On average, the heroin epidemic claims a life in Columbus every day. No neighborhood is immune. No community untouched. But as I found out, the scourge is having a somewhat different effect on communities of color.
According to the Franklin County Coroner’s Office, the opiate epidemic claimed 353 lives in Columbus in 2016. But interestingly, in 2016, 82 percent of overdose deaths were among whites, only 18 percent among blacks.
In the first six months of this year, the number of black overdoses upticked to 23 percent. But the vast majority of overdoses remained white. Why?
Among the reasons, according to the National Institute of Health, is that doctors are less likely to prescribe opioid painkillers to blacks than whites, for the same ailments.
The NIH also says even when blacks do get an opiate prescription, it's sometimes harder to find a pharmacy in low-income neighborhoods that can fill it.
Columbus drug counselor and psychiatrist Dr. Alvin Pelt has an additional observation.
“If you look at the age-groups, most of the African American community that is addicted to opiates are older. Baby boomers," he said. "So, they've been using for the better part of 30 years, 40 years. But the new users, by and large, are Caucasian folk."
Pelt says heroin dealers go where the money is, which he says explains the growth of the opiate and overdose epidemic in the suburbs.
Pelt says even though a growing number of blacks are becoming addicted to opiates, he says the biggest drug in the black community remains alcohol.
"The whole concept of malt liquor," says Pelt. “When I moved down from Detroit, I moved into the Worthington area, you could not find malt liquor in stores because they didn't sell it. It was only in central areas, predominantly African-American communities where they sold malt liquor.”
A recovering black heroin addict that I spoke with at one of the treatment centers where Dr. Pelt works, told me his drinking problem led him to opiates.
He said it wasn’t until he wanted to try something heavier that he was introduced to heroin. He stayed addicted to heroin for three and a half years.
After getting into a treatment program, he’s been clean and sober for a year.
Getting African Americans into treatment can be a hard sell, according to Earl Jennings of Eden Counseling Services.
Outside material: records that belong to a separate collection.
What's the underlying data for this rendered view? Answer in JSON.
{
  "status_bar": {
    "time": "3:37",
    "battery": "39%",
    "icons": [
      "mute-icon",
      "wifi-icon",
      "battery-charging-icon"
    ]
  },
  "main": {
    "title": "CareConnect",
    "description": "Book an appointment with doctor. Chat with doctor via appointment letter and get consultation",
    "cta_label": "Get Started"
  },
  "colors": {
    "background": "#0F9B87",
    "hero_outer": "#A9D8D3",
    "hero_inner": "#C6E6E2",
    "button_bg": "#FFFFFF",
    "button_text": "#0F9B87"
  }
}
He says some black addicts aren’t always receptive to treatment.
“I'll give you an example,” says Jennings. "My mother died of cirrhosis of the liver at age 55. Alcohol into cirrhosis. And when I used to talk to her, 'Mom, go get help, she said, 'I'm not like those other people. I don't need help.”
Jennings blames her death on a cultural barrier to treatment that he wants to see ended.
“It becomes our role in the black community is to help folks feel comfortable about reaching out and saying, 'I need help,'" he said.